SM: What is Ed Colligan’s area of expertise? EB: He contributed a lot in the marketing front of the company. That was his main contribution. Ed was a first time CEO. The board felt he could preserve the innovation skills that had characterized the success of the early Palm days as well as Handspring, while at the same time providing the operational focus.
The company did not do very well after this transition, not because Ed was a bad leader – he had very good people leadership skills. Rather, the company suffered from what I call the 3M syndrome. They were so concerned making sure the Treo 650 and subsequent products would be reliable, that they would have an acceptable return rate, and so on, that this became the sole focus of the company. We attracted people who we thought could deliver these skills and much like at 3M, when they got their GE trained CEO, a lot of the creativity suffered.
SM: Productivity was good, but Innovation was poor.

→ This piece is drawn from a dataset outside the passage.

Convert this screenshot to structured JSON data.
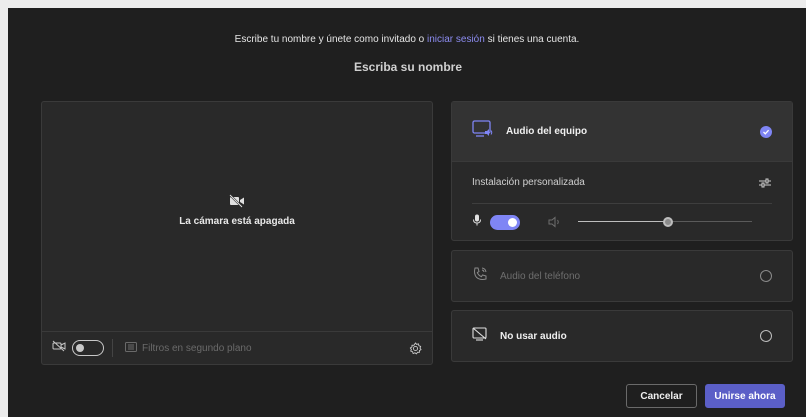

Difficult tension to resolve! EB: From the end of 2005 through the 2007 timeframe, there was an intense focus on program management; a lot of derivative products were created. We added carriers and continued to grow rapidly. The difference is that the smartphone market was no longer a brand new market. It had competitors. Even though we were filling out the line, we were not filling it out with great, breakthrough products, and competitors were closing in. We were growing revenues, but margin started to come under attack by others.
Companies like RIM kept executing extremely well; they were introducing more products and increasing their attractive form factors much faster than us. RIM started to pull ahead. We did not think that we could continue to support these margins because we had to invest more in innovation. Even though we were a $1.5+ Billion company, we did not have enough critical mass to pour into innovation.
Frankly, I was disappointed by the productivity of the existing team in terms of delivering even derivative products on time, within the budget. I would characterize this period as sort of wading through. There was growth, and it was generating cash, and we certainly had good market share, but we were by no means breaking out.